Lecture 2 of 3. Who we are depends in part on the social world in which we live. In these lectures I look at some consequences for three mental health problems, broadly construed: dementia, addiction, and psychosomatic illness.

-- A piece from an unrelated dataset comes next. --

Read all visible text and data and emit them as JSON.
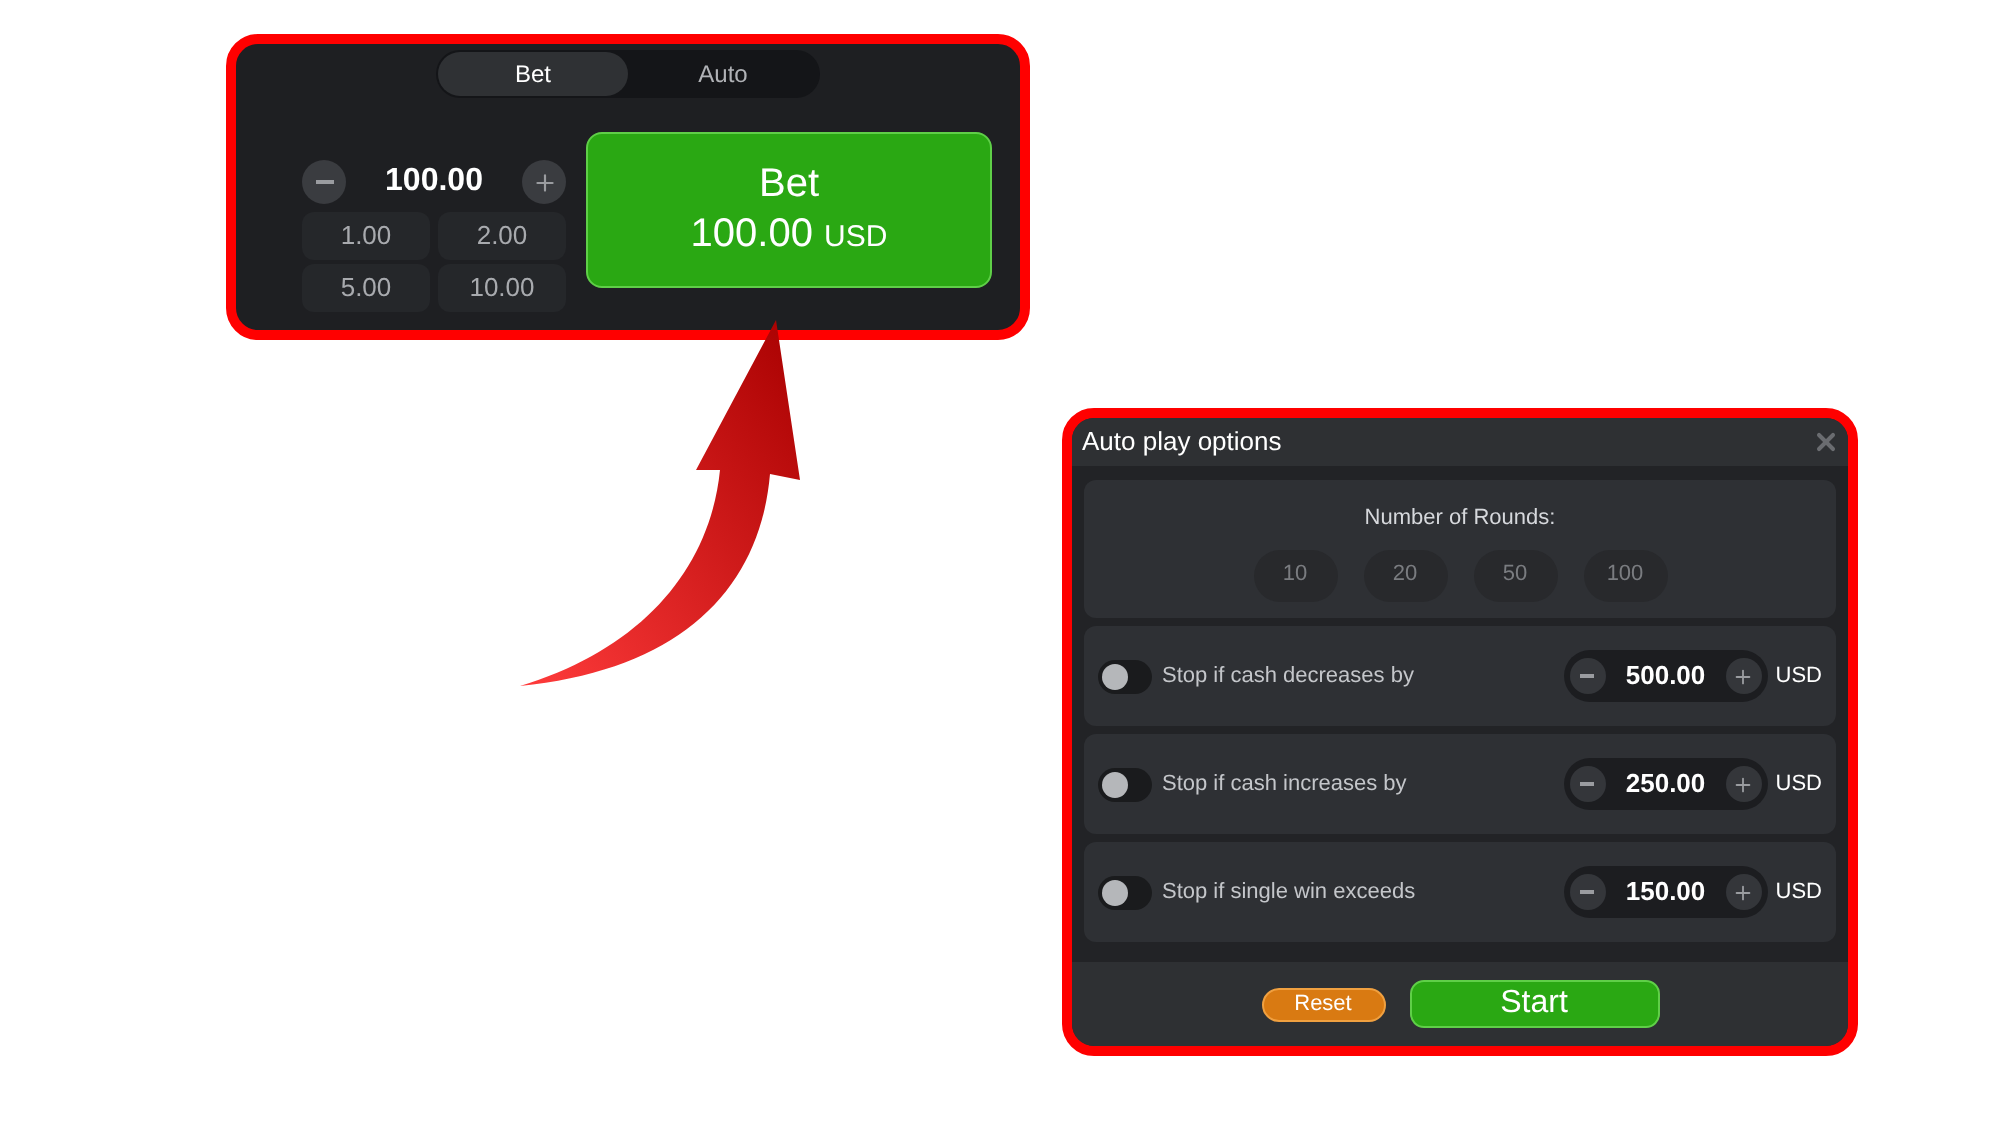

Much recent work on addiction has stressed the importance of cues for the triggering of desire. These cues are frequently social. We have a plausible theory of this triggering at the neurophysiological level. But what are the ethical implications? One concerns the authority of desire: maximizing the satisfaction of desires no longer looks like a obvious goal of social policy once we understand the dependence of desires on cues. A second concerns an addict’s responsibility in the face of cues. I suggest that the provision of cues can be thought of as akin to pollution, for which the polluter may bear the primary responsibility. I spell out some of the political implications and ask whether there are good grounds for extending the argument to the cues involved in obesity.